    Haven't seen a turbo yet that doesn't need to be idled a while before shut-down. Perhaps these, as well as having forced water-cooling of the bearings after shut-down, also have forced lubrication for a while? But what about thermal stress?
    Besides which it does still warn to idle for at least 10 seconds or up to 30 seconds if hard worked, before shut-down, in the driver's manual. Yet the careless or carefree will come to a halt from high speed, perhaps on the way up a hill, and pull the handbrake, lever into neutral and release the clutch to cause a shutdown, all within a second or two from hard work. My mechanically sympathetic side tells me that this cannot be a 'good thing' and could indeed cause expensive damage.

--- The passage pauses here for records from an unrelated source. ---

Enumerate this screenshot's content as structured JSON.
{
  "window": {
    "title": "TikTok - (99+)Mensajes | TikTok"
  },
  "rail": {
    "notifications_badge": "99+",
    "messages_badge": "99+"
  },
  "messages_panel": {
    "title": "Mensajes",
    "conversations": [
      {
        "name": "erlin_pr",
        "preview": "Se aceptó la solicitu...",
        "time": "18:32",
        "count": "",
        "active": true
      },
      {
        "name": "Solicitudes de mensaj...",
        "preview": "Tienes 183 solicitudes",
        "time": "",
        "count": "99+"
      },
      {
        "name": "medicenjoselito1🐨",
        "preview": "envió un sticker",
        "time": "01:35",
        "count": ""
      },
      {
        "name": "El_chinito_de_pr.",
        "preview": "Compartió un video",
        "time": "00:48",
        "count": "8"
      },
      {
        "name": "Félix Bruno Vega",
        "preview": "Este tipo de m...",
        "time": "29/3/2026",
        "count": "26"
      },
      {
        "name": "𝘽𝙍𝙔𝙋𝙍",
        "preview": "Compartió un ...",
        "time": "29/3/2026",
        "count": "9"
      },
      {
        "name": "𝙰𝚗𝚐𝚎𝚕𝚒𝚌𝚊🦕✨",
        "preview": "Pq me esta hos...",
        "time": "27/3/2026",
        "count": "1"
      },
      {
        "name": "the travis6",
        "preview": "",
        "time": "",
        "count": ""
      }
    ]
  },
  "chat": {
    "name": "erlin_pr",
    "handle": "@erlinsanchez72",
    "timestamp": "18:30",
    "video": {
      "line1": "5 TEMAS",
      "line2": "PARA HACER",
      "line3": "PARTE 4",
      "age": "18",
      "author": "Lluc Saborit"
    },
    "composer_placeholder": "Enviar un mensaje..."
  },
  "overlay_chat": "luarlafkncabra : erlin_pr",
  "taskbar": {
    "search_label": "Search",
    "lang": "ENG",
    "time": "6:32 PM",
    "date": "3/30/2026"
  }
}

    I know it doesn't shut down automatically with high coolant temperature but components can be very hot and fast spinning even without the coolant being that hot. I know also that there must be an electric coolant pump [or there should be] to continue cooling the top of the engine and turbo bearing housing after shut-down. If it doesn't have a cooling system that continues to circulate coolant after a shutdown, in my opinion it should have.
    Last edited: Feb 22, 2013